**DESCRIPTION OF THE TASK:**
Below is a block of records. Copy every line in it that contains the word "средства".

App and web page records:
____________
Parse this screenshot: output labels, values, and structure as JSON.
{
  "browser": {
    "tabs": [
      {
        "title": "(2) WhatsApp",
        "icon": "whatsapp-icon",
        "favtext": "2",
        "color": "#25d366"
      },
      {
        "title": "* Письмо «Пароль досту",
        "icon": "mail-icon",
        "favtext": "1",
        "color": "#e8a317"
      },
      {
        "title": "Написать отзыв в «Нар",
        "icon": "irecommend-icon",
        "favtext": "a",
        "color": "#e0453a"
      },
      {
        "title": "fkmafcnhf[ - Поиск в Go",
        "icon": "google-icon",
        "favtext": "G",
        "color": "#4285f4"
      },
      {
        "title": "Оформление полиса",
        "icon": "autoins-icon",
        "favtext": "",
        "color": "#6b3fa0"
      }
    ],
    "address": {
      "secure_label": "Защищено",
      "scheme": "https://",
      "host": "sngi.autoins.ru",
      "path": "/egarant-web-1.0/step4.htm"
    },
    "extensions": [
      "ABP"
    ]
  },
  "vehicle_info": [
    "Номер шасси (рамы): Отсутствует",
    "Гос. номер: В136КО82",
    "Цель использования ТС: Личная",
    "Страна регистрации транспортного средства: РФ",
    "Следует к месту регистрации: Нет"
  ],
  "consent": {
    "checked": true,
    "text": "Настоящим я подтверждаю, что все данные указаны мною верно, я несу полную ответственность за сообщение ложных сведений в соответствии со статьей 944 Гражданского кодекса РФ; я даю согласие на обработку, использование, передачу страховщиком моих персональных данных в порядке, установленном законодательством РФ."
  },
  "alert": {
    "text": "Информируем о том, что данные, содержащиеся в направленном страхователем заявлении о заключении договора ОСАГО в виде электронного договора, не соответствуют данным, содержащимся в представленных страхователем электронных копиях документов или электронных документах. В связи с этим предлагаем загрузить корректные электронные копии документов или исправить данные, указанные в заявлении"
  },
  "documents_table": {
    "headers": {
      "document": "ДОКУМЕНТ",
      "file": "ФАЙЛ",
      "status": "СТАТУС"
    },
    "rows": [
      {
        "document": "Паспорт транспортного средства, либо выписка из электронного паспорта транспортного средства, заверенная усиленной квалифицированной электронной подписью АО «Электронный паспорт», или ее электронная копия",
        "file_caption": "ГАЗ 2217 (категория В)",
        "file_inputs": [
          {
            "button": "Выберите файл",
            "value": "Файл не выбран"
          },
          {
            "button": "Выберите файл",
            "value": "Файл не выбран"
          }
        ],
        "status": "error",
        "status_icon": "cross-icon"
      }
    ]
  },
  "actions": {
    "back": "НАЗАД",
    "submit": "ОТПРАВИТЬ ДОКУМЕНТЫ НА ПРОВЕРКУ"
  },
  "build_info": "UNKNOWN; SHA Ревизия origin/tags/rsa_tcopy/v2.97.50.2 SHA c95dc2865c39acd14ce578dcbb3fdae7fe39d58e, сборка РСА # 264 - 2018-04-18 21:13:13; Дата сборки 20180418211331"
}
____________
**EXPECTED OUTPUT:**
    "Страна регистрации транспортного средства: РФ",
        "document": "Паспорт транспортного средства, либо выписка из электронного паспорта транспортного средства, заверенная усиленной квалифицированной электронной подписью АО «Электронный паспорт», или ее электронная копия",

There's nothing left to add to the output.